**TASK BRIEF:** The answer should be each line from the entries below that has the word "size" in it.

Records from a dataset:

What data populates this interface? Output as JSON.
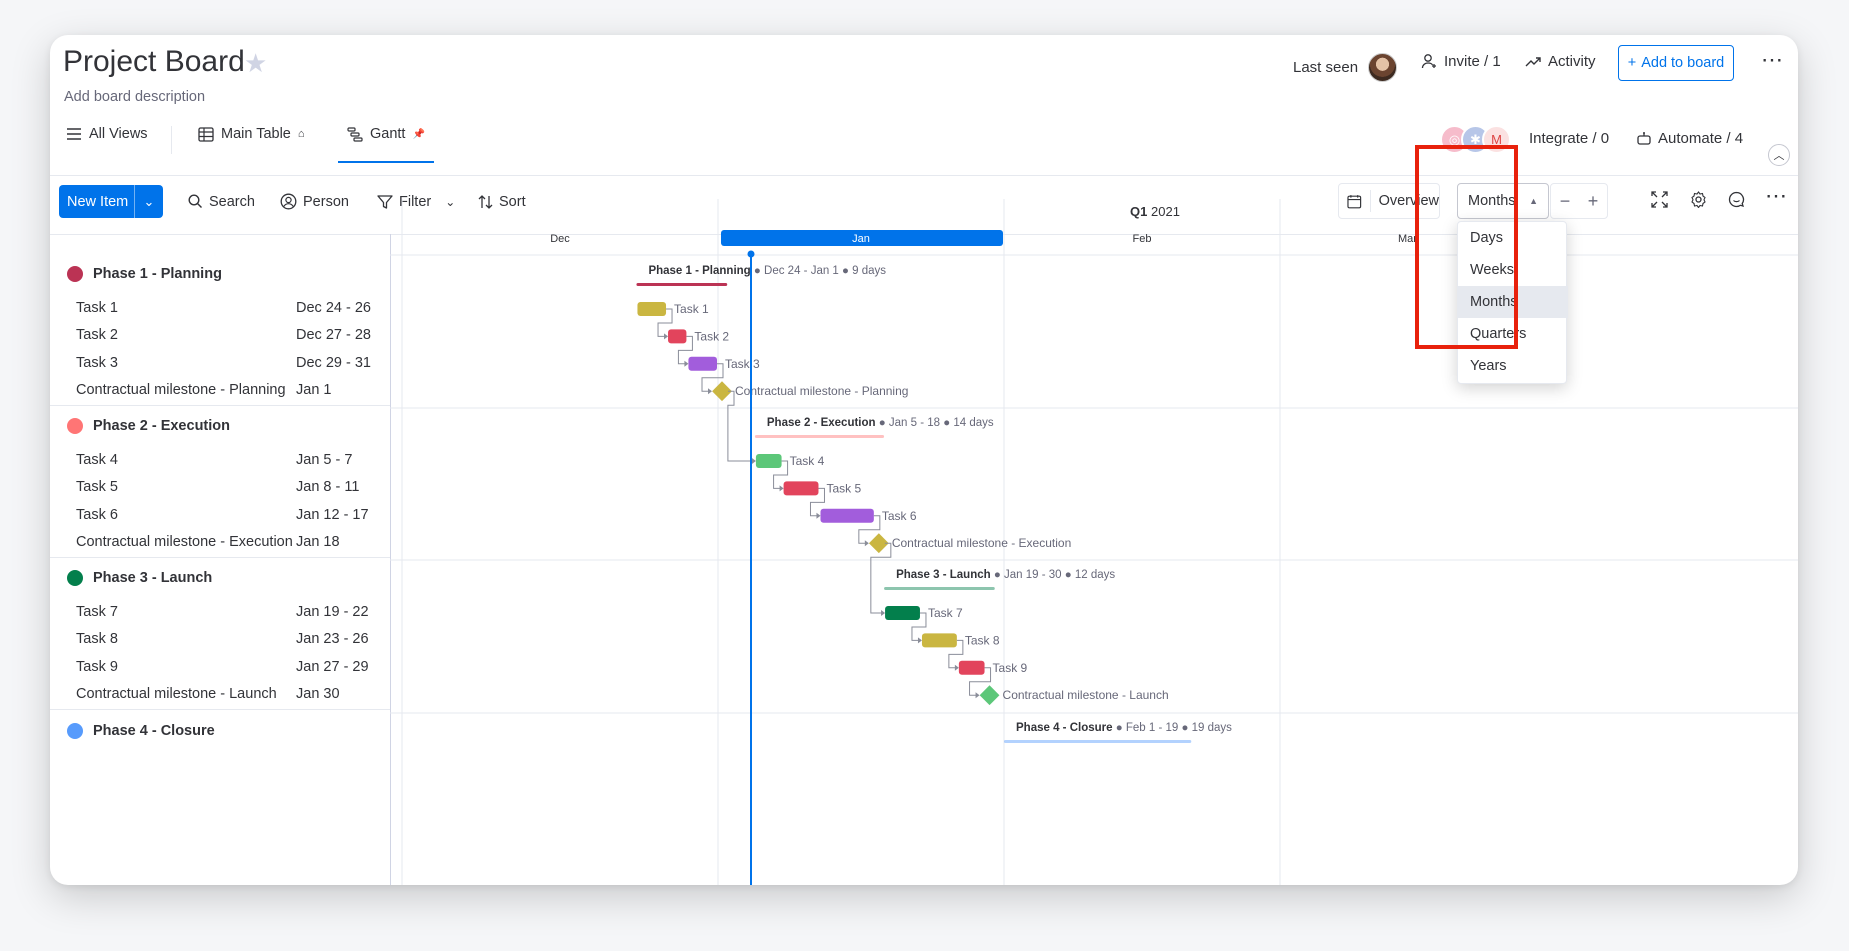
{
  "board": {
    "title": "Project Board",
    "description": "Add board description",
    "last_seen_label": "Last seen",
    "invite_label": "Invite / 1",
    "activity_label": "Activity",
    "add_to_board_label": "Add to board"
  },
  "views": {
    "all_views": "All Views",
    "main_table": "Main Table",
    "gantt": "Gantt",
    "integrate": "Integrate / 0",
    "automate": "Automate / 4"
  },
  "toolbar": {
    "new_item": "New Item",
    "search": "Search",
    "person": "Person",
    "filter": "Filter",
    "sort": "Sort",
    "overview": "Overview",
    "scale_selected": "Months"
  },
  "scale_dropdown": {
    "options": [
      "Days",
      "Weeks",
      "Months",
      "Quarters",
      "Years"
    ],
    "selected": "Months"
  },
  "timeline": {
    "quarter_bold": "Q1",
    "quarter_year": "2021",
    "months": [
      "Dec",
      "Jan",
      "Feb",
      "Mar"
    ],
    "current_month": "Jan"
  },
  "groups": [
    {
      "name": "Phase 1 - Planning",
      "color": "#bb3354",
      "summary_dates": "Dec 24 - Jan 1",
      "summary_duration": "9 days",
      "items": [
        {
          "name": "Task 1",
          "dates": "Dec 24 - 26",
          "color": "#cab641"
        },
        {
          "name": "Task 2",
          "dates": "Dec 27 - 28",
          "color": "#e2445c"
        },
        {
          "name": "Task 3",
          "dates": "Dec 29 - 31",
          "color": "#a25ddc"
        },
        {
          "name": "Contractual milestone - Planning",
          "dates": "Jan 1",
          "color": "#cab641",
          "milestone": true
        }
      ]
    },
    {
      "name": "Phase 2 - Execution",
      "color": "#ff7575",
      "summary_dates": "Jan 5 - 18",
      "summary_duration": "14 days",
      "items": [
        {
          "name": "Task 4",
          "dates": "Jan 5 - 7",
          "color": "#5cc779"
        },
        {
          "name": "Task 5",
          "dates": "Jan 8 - 11",
          "color": "#e2445c"
        },
        {
          "name": "Task 6",
          "dates": "Jan 12 - 17",
          "color": "#a25ddc"
        },
        {
          "name": "Contractual milestone - Execution",
          "dates": "Jan 18",
          "color": "#cab641",
          "milestone": true
        }
      ]
    },
    {
      "name": "Phase 3 - Launch",
      "color": "#037f4c",
      "summary_dates": "Jan 19 - 30",
      "summary_duration": "12 days",
      "items": [
        {
          "name": "Task 7",
          "dates": "Jan 19 - 22",
          "color": "#037f4c"
        },
        {
          "name": "Task 8",
          "dates": "Jan 23 - 26",
          "color": "#cab641"
        },
        {
          "name": "Task 9",
          "dates": "Jan 27 - 29",
          "color": "#e2445c"
        },
        {
          "name": "Contractual milestone - Launch",
          "dates": "Jan 30",
          "color": "#5cc779",
          "milestone": true
        }
      ]
    },
    {
      "name": "Phase 4 - Closure",
      "color": "#579bfc",
      "summary_dates": "Feb 1 - 19",
      "summary_duration": "19 days",
      "items": []
    }
  ],
  "colors": {
    "accent": "#0073ea",
    "highlight": "#e8210c",
    "today_line": "#0073ea"
  }
}
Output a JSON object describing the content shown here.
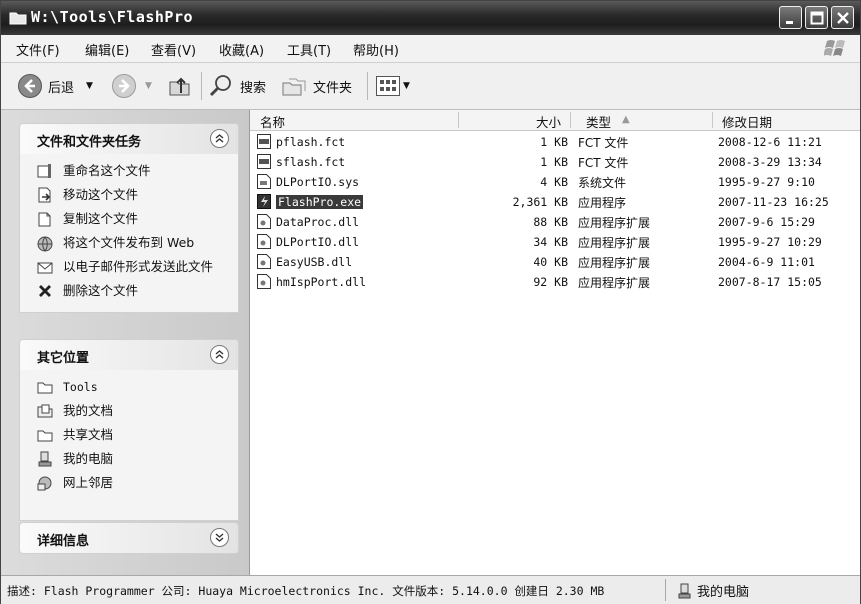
{
  "window": {
    "title": "W:\\Tools\\FlashPro"
  },
  "menu": [
    "文件(F)",
    "编辑(E)",
    "查看(V)",
    "收藏(A)",
    "工具(T)",
    "帮助(H)"
  ],
  "toolbar": {
    "back_label": "后退",
    "search_label": "搜索",
    "folders_label": "文件夹"
  },
  "tasks": {
    "title": "文件和文件夹任务",
    "items": [
      "重命名这个文件",
      "移动这个文件",
      "复制这个文件",
      "将这个文件发布到 Web",
      "以电子邮件形式发送此文件",
      "删除这个文件"
    ]
  },
  "places": {
    "title": "其它位置",
    "items": [
      "Tools",
      "我的文档",
      "共享文档",
      "我的电脑",
      "网上邻居"
    ]
  },
  "details": {
    "title": "详细信息"
  },
  "columns": {
    "name": "名称",
    "size": "大小",
    "type": "类型",
    "date": "修改日期"
  },
  "files": [
    {
      "name": "pflash.fct",
      "size": "1 KB",
      "type": "FCT 文件",
      "date": "2008-12-6 11:21",
      "icon": "fct-file-icon"
    },
    {
      "name": "sflash.fct",
      "size": "1 KB",
      "type": "FCT 文件",
      "date": "2008-3-29 13:34",
      "icon": "fct-file-icon"
    },
    {
      "name": "DLPortIO.sys",
      "size": "4 KB",
      "type": "系统文件",
      "date": "1995-9-27 9:10",
      "icon": "sys-file-icon"
    },
    {
      "name": "FlashPro.exe",
      "size": "2,361 KB",
      "type": "应用程序",
      "date": "2007-11-23 16:25",
      "icon": "exe-file-icon",
      "selected": true
    },
    {
      "name": "DataProc.dll",
      "size": "88 KB",
      "type": "应用程序扩展",
      "date": "2007-9-6 15:29",
      "icon": "dll-file-icon"
    },
    {
      "name": "DLPortIO.dll",
      "size": "34 KB",
      "type": "应用程序扩展",
      "date": "1995-9-27 10:29",
      "icon": "dll-file-icon"
    },
    {
      "name": "EasyUSB.dll",
      "size": "40 KB",
      "type": "应用程序扩展",
      "date": "2004-6-9 11:01",
      "icon": "dll-file-icon"
    },
    {
      "name": "hmIspPort.dll",
      "size": "92 KB",
      "type": "应用程序扩展",
      "date": "2007-8-17 15:05",
      "icon": "dll-file-icon"
    }
  ],
  "status": {
    "description": "描述: Flash Programmer 公司: Huaya Microelectronics Inc. 文件版本: 5.14.0.0 创建日 2.30 MB",
    "zone": "我的电脑"
  }
}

**EXERCISE OUTPUT:**
    "size": "大小",
      "size": "1 KB",
      "size": "1 KB",
      "size": "4 KB",
      "size": "2,361 KB",
      "size": "88 KB",
      "size": "34 KB",
      "size": "40 KB",
      "size": "92 KB",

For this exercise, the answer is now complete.